Eighth graders respond personally to poetry. In this poem analysis lesson, 8th graders analyze the biographical poem of Maya Angelou titled "Still I Rise." Students elaborate on the language and theme of the poem as they respond to discussion questions about it. Students then write antonym poems in response to Angelou's poem.
Students investigate the Maya civilization. In this Maya civilization lesson, students view a PowerPoint presentation and record notes. Students explore several important landmarks, such as the "Magician's Palace" at Uxmal.
Students study the concepts of autobiography, biography, and fiction as literary genres. They read, study, and analyze Maya Angelou's autobiographical writings in terms of what she intended to accomplish by her writings. They develop and enhance their literary competence by lessons which focus on figurative and symbolic language and on voice or points of view.
Students analyze the meaning of Maya glyphs. For this Mayan communication lesson, students use Mayan symbols to calculate their birthdates according to Maya Long Count.
For this famous person worksheet, students read a passage about Maya Angelou and then complete a variety of in-class and homework activities to support comprehension, including partner interviews, spelling, cloze, synonym matches, and scrambled sentences.
Students explore counting methods of the ancient Maya, and practice identifying Maya number glyphs.
Students explore filled and empty space in art. In this visual arts lesson, students view the Maya "Stela" and various picture books to explore the story within the art pieces. Students create their own stela that tells a story about a person they admire.
Students investigate the life and works of Maya Angelou.
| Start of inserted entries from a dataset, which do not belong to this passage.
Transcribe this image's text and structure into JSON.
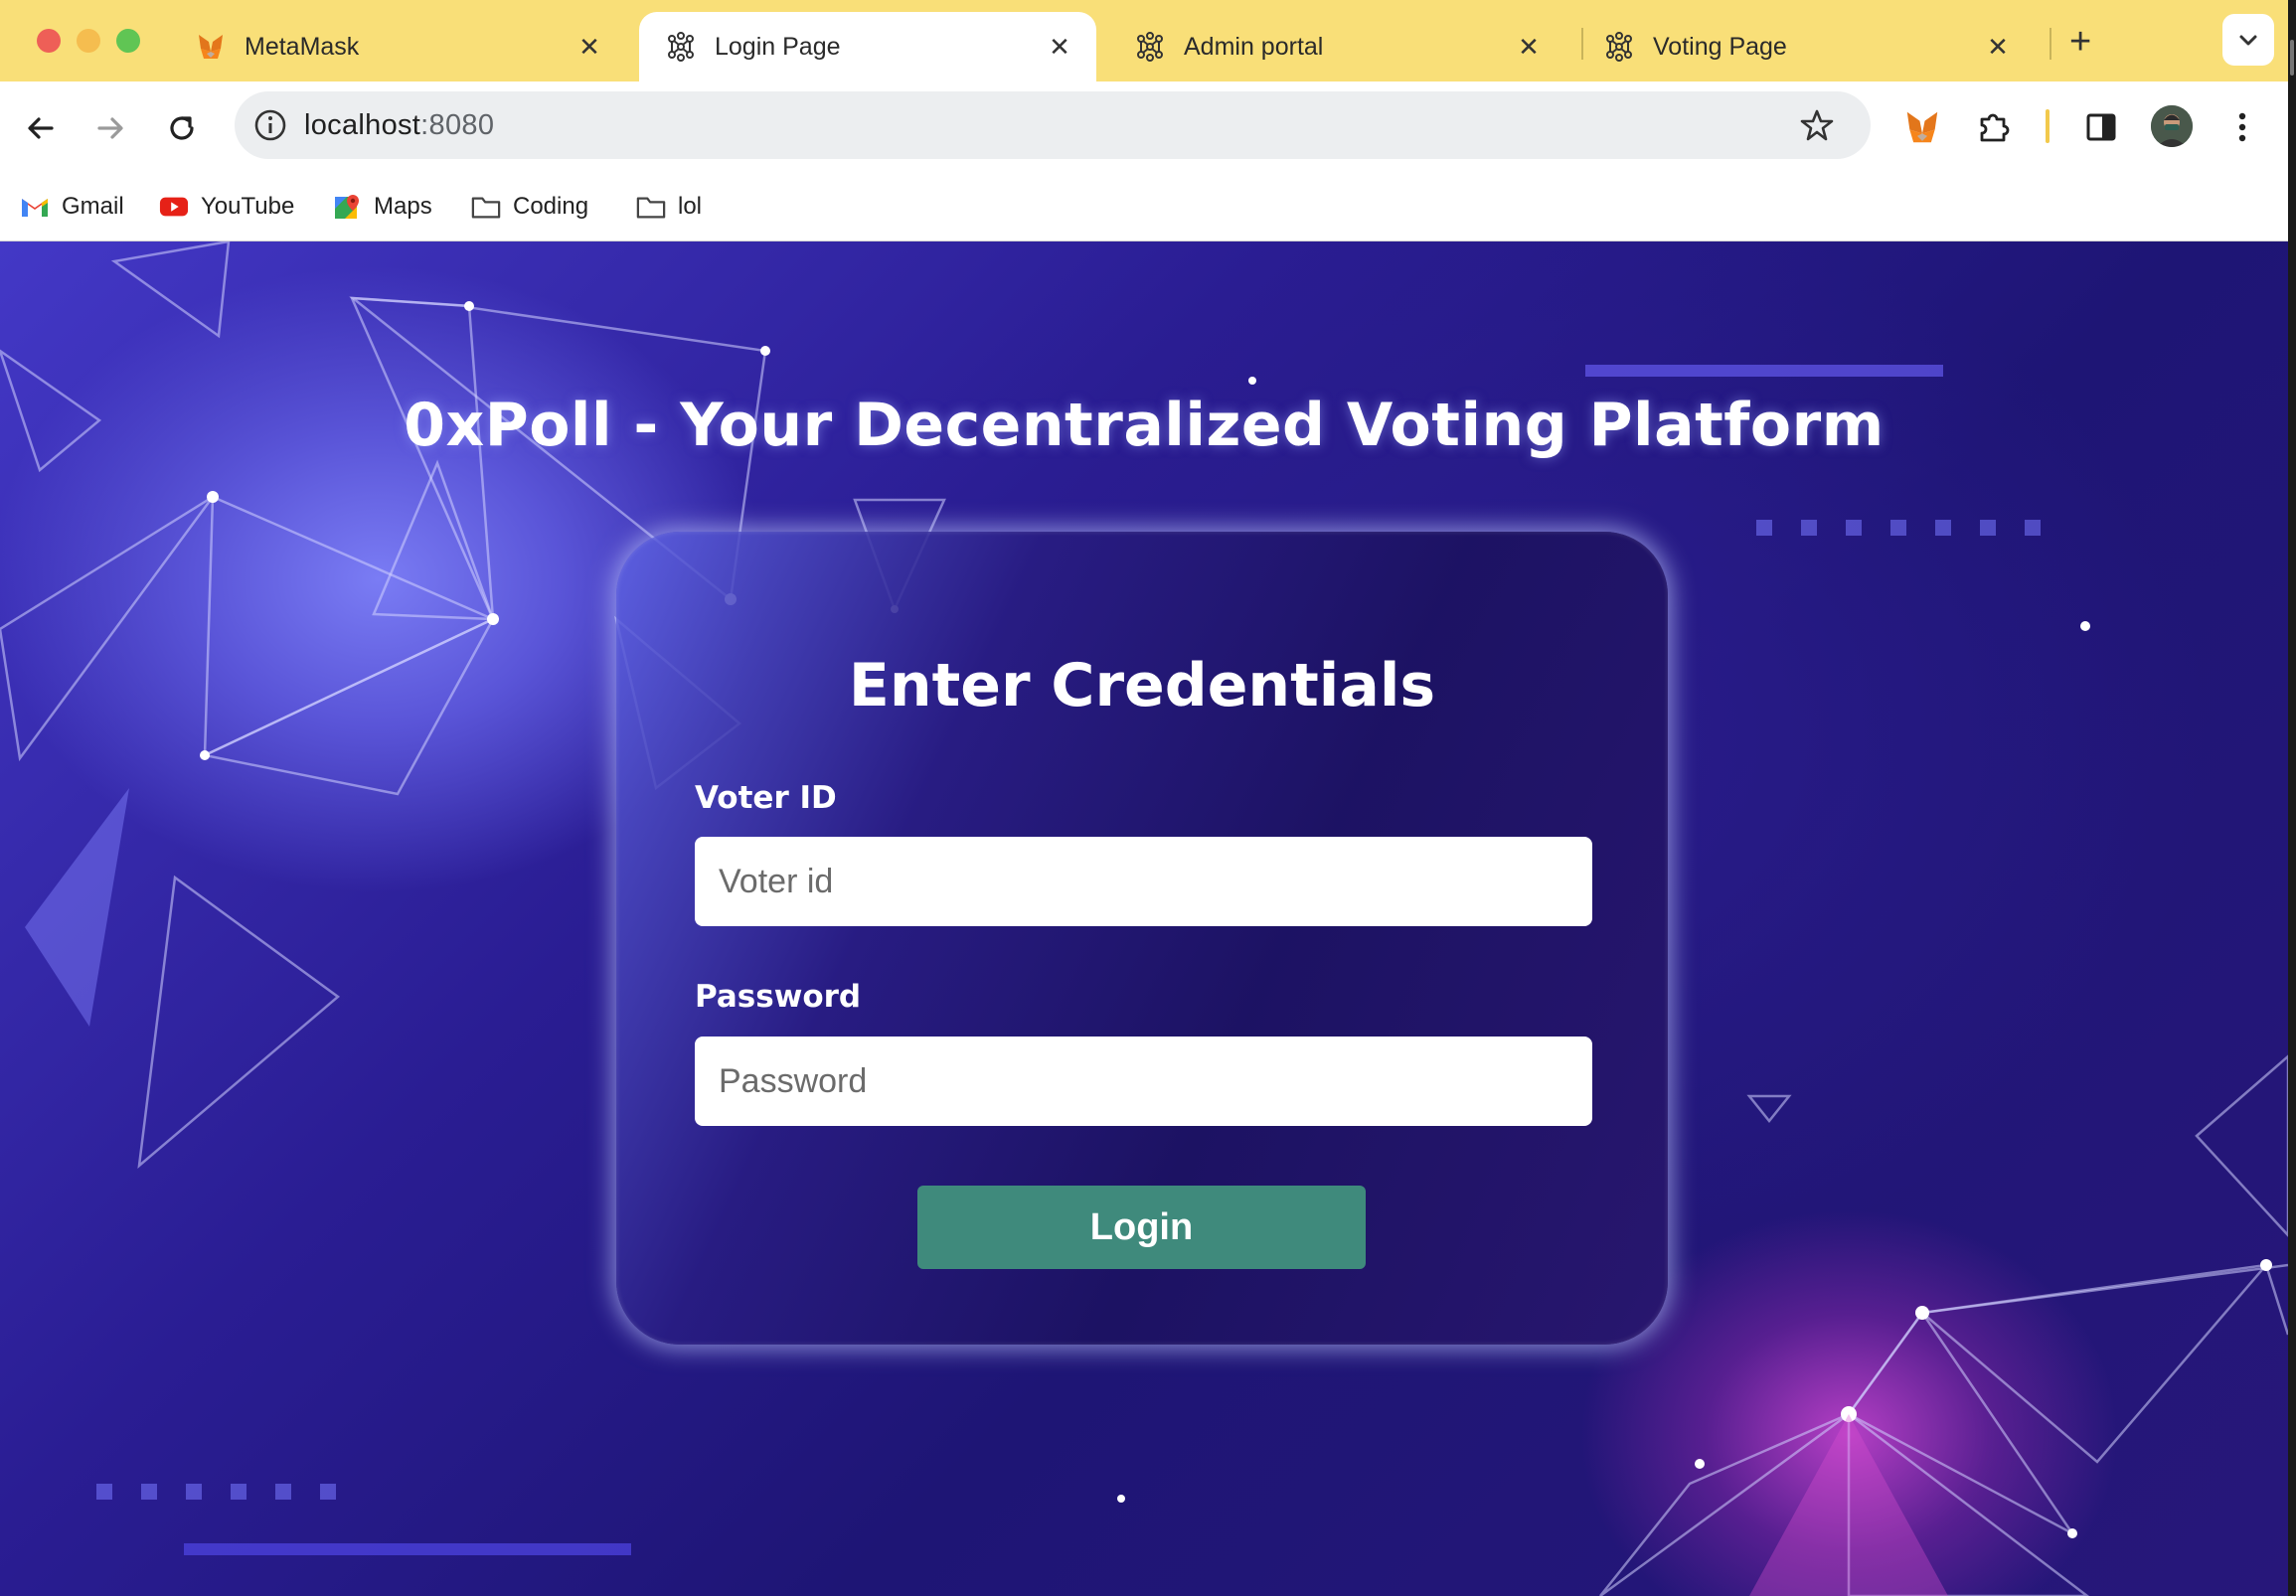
{
  "browser": {
    "tabs": [
      {
        "title": "MetaMask",
        "icon": "metamask-fox-icon",
        "active": false
      },
      {
        "title": "Login Page",
        "icon": "network-icon",
        "active": true
      },
      {
        "title": "Admin portal",
        "icon": "network-icon",
        "active": false
      },
      {
        "title": "Voting Page",
        "icon": "network-icon",
        "active": false
      }
    ],
    "address_bar": {
      "host": "localhost",
      "port": ":8080"
    },
    "bookmarks": [
      {
        "label": "Gmail",
        "icon": "gmail-icon"
      },
      {
        "label": "YouTube",
        "icon": "youtube-icon"
      },
      {
        "label": "Maps",
        "icon": "maps-icon"
      },
      {
        "label": "Coding",
        "icon": "folder-icon"
      },
      {
        "label": "lol",
        "icon": "folder-icon"
      }
    ],
    "colors": {
      "tabstrip": "#f9df78",
      "active_tab": "#ffffff"
    }
  },
  "page": {
    "headline": "0xPoll - Your Decentralized Voting Platform",
    "form": {
      "title": "Enter Credentials",
      "voter_id_label": "Voter ID",
      "voter_id_placeholder": "Voter id",
      "voter_id_value": "",
      "password_label": "Password",
      "password_placeholder": "Password",
      "password_value": "",
      "login_label": "Login"
    },
    "colors": {
      "login_button": "#3f8a7c",
      "text": "#ffffff"
    }
  }
}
They complete a Webquest, read poems, listen to a reading by Maya Angelou, answer discussion questions, and write a poem, short story, or essay based on a newspaper article.
Students are able to explain the important contribution Maya Lin made to society, write about their definition of a hero, and recognize, appreciate and describe the significance of memorials.
Learners examine the roles and contributions of African American women in the Arts as they research the biographies and artistic endeavors of Maya Angelou, Queen Latifah and Lauryn Hill. They explore these arts through dance, paint and writing.
Sure the ancient Mayan civilization had an advanced calendar and mathematical system, but did you know that they also played a great team sport like basketball? Invite your learners to discover the great ballcourt at Chichen Itza and ballgame of the Mayans with this engaging set of worksheets.
“Still I Rise,” is the focus of a two-day exercise that asks learners to trace the development of the theme of emotional opposites (hopelessness/rising above adversity) by highlighting details in Maya Angelou’s poem. They then craft their own antonym poem of negative and positive emotions (left out/chosen, ugly/beautiful) that shows how they feel. Links to the poem and a short biography of Angelou are included.